(Saved data entries)
+ + + +

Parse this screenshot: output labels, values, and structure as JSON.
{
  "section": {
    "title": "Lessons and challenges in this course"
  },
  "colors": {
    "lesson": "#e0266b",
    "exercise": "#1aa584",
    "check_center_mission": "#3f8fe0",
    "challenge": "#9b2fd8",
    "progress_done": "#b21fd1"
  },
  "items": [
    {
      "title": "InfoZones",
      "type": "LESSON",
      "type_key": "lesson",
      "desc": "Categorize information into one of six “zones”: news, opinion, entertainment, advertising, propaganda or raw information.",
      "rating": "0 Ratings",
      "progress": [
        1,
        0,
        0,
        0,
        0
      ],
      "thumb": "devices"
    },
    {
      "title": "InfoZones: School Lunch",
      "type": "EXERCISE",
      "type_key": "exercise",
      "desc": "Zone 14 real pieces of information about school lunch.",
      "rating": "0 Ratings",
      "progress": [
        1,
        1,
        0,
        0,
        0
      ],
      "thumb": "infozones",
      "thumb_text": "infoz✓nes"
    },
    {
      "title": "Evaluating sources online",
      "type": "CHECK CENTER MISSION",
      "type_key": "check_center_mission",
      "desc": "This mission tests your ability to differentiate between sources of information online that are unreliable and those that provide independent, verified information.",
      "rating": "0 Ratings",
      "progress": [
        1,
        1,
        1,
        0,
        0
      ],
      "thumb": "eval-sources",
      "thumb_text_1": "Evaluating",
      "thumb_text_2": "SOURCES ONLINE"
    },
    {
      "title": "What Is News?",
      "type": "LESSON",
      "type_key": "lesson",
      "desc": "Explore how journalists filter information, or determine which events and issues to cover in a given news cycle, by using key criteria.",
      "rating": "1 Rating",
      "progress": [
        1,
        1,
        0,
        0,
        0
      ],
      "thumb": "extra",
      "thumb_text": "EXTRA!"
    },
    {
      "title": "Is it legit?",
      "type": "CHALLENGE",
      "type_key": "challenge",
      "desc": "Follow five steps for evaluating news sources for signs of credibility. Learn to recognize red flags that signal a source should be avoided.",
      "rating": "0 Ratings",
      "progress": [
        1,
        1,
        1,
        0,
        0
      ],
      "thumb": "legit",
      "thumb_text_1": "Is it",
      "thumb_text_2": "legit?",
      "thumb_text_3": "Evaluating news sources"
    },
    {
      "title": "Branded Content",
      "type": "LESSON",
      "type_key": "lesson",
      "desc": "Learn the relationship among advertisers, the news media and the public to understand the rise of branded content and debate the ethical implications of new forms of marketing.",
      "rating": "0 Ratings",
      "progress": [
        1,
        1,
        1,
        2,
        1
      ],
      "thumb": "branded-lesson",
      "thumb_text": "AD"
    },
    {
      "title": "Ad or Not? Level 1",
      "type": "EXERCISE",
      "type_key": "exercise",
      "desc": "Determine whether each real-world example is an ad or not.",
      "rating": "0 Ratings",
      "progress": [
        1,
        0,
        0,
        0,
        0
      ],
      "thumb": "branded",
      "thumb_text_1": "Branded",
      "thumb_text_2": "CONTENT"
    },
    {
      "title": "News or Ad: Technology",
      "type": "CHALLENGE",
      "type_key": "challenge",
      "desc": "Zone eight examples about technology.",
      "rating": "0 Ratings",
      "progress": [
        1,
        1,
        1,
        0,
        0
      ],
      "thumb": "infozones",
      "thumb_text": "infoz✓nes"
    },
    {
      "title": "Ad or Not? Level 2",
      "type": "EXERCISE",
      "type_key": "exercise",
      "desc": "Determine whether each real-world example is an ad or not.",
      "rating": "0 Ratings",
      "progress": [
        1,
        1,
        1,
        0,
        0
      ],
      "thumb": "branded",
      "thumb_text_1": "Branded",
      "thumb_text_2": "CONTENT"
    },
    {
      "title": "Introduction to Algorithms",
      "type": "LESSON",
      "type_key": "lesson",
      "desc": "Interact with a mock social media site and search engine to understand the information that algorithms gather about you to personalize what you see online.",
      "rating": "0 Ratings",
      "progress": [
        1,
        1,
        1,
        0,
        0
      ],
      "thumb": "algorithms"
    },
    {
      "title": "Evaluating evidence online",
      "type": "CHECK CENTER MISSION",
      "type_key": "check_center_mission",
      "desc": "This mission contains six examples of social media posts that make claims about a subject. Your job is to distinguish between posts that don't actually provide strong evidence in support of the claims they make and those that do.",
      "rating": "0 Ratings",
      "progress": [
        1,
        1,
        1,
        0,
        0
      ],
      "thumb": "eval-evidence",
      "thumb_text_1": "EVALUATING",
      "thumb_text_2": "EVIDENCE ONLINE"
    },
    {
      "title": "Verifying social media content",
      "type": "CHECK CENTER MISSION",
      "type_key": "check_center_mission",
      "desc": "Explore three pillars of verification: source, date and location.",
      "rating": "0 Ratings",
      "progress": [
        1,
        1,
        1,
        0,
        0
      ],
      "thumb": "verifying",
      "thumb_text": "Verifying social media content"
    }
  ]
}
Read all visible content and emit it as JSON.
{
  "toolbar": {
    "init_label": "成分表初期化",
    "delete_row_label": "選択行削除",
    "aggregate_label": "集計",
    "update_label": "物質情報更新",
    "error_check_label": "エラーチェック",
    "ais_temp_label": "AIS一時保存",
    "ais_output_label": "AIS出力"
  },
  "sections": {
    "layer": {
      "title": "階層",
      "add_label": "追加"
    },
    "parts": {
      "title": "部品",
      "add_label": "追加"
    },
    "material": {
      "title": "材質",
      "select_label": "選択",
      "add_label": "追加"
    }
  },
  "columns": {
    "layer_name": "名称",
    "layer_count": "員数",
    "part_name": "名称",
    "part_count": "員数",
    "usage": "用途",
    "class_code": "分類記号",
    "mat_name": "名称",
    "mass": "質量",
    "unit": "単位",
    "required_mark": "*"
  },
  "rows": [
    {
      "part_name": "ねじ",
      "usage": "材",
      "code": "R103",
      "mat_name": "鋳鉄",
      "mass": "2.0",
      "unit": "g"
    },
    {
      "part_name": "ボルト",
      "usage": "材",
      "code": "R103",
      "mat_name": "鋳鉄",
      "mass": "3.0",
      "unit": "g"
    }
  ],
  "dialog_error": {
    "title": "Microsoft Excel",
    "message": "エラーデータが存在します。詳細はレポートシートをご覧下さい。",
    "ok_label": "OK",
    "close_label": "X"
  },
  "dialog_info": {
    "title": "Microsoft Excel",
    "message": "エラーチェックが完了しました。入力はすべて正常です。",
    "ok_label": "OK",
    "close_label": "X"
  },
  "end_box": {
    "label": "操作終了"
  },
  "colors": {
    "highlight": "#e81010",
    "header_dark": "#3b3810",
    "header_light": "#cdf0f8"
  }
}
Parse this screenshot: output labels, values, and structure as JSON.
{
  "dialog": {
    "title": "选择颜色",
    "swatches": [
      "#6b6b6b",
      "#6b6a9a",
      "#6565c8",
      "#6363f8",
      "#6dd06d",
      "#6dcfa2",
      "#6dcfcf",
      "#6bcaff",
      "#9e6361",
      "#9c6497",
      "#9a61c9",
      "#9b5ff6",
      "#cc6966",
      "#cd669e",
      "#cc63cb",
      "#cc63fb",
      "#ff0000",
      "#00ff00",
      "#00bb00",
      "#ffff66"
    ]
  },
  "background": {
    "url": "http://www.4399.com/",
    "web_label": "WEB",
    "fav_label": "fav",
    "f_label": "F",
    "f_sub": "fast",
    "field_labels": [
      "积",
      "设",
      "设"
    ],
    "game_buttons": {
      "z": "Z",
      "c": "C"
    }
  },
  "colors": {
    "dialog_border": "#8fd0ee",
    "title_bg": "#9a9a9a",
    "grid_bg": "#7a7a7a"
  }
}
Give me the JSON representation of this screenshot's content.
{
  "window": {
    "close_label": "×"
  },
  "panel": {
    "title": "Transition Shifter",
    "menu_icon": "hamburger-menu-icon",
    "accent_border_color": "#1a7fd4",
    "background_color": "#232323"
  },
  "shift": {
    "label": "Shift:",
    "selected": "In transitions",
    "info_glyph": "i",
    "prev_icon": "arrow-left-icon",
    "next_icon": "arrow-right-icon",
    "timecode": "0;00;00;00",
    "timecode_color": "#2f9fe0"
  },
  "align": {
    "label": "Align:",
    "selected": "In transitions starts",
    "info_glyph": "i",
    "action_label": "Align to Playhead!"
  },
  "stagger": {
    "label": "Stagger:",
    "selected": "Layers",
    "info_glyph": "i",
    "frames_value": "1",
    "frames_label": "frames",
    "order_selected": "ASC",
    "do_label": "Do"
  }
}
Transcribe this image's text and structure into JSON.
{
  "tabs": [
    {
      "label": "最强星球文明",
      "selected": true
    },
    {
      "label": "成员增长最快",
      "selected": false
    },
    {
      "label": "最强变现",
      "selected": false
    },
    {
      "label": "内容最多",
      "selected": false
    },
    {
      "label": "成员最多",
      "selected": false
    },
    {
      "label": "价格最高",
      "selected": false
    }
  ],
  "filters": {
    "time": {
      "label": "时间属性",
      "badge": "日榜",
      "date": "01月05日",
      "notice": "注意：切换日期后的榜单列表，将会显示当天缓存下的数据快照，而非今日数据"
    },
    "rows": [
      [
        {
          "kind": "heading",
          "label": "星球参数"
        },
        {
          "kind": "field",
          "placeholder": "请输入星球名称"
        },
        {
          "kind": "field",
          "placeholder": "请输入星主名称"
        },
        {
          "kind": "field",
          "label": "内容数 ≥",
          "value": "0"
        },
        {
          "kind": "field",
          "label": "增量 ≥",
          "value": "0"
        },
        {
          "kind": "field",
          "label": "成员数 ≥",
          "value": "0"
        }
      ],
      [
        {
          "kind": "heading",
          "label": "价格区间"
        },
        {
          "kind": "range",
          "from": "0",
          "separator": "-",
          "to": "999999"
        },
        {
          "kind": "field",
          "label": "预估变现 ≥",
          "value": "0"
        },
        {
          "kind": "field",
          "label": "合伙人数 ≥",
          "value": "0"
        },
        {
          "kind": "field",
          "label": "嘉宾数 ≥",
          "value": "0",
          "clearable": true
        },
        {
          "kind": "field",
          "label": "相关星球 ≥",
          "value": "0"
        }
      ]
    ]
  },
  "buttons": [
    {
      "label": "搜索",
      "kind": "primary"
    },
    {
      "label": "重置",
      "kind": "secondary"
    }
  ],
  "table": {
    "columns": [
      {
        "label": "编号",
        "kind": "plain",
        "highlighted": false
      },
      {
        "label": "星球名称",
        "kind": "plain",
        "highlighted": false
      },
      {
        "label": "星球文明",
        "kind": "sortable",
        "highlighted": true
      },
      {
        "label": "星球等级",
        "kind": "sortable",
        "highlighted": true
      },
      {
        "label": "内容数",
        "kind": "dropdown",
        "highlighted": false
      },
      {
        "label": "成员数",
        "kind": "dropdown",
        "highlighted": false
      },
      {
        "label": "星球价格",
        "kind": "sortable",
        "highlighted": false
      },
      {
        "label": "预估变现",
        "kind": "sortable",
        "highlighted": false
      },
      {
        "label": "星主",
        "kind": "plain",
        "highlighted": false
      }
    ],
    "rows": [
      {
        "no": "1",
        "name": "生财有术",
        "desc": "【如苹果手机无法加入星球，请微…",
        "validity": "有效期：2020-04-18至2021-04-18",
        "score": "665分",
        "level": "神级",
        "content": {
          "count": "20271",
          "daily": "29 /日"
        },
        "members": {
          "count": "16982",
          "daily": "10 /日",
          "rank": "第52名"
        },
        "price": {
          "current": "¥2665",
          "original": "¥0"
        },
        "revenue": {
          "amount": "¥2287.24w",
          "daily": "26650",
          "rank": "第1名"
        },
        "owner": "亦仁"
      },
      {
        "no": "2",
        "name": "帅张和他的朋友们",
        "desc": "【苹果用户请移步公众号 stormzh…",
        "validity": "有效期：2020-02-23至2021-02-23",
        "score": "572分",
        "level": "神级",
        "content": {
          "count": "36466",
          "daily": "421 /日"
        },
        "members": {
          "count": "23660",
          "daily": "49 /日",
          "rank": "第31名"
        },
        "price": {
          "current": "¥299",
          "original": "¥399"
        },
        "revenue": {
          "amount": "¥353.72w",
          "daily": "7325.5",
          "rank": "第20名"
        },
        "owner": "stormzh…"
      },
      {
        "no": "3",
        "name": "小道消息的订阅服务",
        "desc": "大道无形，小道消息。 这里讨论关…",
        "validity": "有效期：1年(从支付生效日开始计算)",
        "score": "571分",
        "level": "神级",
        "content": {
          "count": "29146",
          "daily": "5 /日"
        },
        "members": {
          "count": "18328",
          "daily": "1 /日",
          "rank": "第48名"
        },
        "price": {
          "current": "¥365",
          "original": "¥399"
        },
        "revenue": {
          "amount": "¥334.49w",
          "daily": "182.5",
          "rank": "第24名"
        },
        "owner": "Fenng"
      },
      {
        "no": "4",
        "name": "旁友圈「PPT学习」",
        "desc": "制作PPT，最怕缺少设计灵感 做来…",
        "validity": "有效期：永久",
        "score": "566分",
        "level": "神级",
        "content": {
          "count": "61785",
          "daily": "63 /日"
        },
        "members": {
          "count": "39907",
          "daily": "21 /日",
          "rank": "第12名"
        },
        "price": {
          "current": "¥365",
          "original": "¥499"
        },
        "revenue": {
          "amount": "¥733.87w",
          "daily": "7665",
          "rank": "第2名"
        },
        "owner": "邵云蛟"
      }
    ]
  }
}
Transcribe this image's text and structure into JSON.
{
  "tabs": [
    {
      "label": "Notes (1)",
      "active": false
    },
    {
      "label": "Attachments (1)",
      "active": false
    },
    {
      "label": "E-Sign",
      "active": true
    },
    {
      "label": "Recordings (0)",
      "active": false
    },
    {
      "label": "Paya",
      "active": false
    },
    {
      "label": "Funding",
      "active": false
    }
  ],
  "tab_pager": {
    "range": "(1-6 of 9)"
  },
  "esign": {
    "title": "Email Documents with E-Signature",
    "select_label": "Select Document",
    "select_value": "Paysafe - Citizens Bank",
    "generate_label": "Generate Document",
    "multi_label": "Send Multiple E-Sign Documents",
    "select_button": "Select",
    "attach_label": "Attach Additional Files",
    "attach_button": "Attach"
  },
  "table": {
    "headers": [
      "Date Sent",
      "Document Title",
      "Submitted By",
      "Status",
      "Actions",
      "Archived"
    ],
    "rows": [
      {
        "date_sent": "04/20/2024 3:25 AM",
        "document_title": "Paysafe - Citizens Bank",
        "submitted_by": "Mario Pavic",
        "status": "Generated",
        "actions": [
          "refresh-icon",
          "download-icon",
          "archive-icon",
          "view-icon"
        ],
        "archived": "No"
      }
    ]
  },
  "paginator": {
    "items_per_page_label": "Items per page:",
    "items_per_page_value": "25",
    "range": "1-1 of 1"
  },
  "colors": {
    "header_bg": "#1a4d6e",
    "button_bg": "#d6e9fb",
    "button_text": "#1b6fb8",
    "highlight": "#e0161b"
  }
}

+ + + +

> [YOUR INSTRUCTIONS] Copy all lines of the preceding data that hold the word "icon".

> [TASK SOLUTION]
    "menu_icon": "hamburger-menu-icon",
    "prev_icon": "arrow-left-icon",
    "next_icon": "arrow-right-icon",
          "refresh-icon",
          "download-icon",
          "archive-icon",
          "view-icon"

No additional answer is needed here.